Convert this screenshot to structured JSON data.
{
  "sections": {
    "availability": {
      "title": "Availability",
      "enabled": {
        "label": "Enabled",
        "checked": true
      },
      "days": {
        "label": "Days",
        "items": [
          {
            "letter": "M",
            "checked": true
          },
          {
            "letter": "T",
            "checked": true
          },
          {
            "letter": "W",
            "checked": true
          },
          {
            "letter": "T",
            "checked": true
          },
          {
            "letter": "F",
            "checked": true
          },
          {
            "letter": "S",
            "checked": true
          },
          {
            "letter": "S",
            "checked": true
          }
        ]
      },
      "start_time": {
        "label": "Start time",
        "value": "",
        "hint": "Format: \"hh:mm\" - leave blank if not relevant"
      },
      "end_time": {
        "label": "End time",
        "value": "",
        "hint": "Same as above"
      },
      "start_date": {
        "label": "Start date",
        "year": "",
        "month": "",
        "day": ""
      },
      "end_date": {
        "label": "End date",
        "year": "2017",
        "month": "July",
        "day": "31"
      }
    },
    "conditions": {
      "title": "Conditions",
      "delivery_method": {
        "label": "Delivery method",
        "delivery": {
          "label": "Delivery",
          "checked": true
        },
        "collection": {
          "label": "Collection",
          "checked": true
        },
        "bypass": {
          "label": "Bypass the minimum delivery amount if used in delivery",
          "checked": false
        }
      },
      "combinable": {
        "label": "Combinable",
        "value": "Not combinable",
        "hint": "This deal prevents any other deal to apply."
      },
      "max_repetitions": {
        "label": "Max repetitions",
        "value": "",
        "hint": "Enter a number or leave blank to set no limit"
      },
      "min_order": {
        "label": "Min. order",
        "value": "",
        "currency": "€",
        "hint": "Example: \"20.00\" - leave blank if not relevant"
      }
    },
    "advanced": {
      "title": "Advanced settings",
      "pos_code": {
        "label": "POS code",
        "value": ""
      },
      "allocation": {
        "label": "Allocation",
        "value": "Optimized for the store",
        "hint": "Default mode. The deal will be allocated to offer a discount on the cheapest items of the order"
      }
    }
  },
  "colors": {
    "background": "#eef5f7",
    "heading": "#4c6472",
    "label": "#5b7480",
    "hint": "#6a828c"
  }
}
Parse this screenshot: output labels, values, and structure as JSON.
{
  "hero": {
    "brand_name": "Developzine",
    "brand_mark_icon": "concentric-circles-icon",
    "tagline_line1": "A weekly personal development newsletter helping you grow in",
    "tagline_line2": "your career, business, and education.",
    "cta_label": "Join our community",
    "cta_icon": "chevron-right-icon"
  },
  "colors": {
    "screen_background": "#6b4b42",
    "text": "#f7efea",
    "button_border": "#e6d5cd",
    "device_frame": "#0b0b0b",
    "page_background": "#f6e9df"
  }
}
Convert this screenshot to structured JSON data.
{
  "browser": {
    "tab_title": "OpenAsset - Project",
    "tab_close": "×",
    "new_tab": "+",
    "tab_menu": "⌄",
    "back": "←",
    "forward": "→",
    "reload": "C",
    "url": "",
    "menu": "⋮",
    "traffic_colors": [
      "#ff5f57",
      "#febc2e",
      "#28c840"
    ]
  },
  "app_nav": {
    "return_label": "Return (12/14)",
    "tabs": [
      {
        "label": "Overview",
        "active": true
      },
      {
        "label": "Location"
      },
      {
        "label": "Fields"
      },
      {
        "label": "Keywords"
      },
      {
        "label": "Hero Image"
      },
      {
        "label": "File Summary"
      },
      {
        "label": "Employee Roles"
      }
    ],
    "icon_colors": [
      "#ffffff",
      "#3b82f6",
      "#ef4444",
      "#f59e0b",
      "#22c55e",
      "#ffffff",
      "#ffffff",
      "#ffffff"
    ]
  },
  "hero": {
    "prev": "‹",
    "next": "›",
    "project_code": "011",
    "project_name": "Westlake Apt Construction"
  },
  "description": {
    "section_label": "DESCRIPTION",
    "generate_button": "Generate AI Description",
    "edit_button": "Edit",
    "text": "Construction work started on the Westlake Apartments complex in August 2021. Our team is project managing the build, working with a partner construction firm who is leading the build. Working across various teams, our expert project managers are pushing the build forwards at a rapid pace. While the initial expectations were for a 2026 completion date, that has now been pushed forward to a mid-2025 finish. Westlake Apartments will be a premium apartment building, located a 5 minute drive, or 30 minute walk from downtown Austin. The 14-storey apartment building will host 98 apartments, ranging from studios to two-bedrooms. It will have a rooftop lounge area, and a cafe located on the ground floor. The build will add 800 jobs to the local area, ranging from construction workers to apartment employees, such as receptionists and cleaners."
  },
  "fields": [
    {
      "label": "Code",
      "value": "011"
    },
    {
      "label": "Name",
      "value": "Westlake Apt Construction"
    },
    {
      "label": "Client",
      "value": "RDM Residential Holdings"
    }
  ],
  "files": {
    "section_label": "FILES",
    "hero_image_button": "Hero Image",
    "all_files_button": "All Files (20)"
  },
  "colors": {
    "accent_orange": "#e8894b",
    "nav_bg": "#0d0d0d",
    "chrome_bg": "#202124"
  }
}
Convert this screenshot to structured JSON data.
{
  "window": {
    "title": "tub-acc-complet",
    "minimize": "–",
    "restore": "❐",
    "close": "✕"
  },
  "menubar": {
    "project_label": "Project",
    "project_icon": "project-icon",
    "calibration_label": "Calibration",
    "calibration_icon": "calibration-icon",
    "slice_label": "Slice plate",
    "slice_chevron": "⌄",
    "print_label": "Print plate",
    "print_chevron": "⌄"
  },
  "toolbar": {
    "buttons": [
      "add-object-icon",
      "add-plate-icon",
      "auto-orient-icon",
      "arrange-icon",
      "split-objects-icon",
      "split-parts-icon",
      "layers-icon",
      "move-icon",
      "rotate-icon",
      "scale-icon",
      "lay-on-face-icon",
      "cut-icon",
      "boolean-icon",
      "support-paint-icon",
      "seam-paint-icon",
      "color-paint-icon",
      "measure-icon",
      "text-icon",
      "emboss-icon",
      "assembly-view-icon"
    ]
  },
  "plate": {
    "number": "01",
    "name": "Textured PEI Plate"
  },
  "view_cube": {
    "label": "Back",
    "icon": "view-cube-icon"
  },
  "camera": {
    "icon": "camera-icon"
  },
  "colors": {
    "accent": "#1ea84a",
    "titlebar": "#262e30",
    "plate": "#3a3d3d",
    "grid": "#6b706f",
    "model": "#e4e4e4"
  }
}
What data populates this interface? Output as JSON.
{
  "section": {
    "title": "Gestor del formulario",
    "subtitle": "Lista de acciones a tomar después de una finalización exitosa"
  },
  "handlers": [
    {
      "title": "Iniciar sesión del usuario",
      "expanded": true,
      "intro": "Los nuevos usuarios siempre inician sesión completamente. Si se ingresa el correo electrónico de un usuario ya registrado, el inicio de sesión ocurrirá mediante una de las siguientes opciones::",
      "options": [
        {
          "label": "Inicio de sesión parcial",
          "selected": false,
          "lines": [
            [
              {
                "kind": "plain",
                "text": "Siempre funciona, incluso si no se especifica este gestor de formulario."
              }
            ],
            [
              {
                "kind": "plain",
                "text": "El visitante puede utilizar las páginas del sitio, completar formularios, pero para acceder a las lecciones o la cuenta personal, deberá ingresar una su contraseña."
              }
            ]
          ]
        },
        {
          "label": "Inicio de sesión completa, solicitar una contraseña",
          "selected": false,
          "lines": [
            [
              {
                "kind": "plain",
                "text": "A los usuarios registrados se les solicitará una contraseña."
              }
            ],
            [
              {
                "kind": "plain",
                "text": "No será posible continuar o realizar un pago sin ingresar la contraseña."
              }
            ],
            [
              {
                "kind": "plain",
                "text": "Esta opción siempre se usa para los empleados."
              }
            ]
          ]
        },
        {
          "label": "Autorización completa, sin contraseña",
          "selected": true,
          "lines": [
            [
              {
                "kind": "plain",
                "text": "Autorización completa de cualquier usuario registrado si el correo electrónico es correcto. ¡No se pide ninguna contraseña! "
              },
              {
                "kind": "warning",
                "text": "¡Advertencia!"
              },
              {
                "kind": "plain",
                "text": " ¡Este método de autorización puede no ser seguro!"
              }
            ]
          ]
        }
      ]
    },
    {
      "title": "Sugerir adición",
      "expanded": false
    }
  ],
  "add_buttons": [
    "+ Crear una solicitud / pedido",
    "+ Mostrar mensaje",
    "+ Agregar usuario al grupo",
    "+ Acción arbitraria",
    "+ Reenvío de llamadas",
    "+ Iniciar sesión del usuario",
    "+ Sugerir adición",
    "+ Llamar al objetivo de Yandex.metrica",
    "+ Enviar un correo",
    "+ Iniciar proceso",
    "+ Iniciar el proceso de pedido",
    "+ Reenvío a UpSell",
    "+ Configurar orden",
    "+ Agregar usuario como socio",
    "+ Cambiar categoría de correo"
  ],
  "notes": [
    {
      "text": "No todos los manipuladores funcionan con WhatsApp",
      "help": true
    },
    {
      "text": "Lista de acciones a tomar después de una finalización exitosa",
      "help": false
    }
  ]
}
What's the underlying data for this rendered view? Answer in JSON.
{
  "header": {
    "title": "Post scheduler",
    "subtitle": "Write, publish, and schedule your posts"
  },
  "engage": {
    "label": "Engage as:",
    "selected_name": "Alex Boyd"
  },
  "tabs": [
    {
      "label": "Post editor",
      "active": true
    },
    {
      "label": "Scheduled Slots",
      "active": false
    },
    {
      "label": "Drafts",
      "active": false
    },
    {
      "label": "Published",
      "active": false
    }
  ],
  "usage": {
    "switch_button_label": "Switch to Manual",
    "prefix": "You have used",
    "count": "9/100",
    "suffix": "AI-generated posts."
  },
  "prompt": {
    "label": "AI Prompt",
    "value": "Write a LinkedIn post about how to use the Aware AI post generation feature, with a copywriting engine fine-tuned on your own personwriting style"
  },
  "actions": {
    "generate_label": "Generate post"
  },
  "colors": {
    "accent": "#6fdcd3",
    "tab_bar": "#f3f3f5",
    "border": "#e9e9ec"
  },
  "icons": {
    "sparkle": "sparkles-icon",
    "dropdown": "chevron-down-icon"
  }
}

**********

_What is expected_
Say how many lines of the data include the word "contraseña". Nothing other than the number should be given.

_Response to this exercise_
6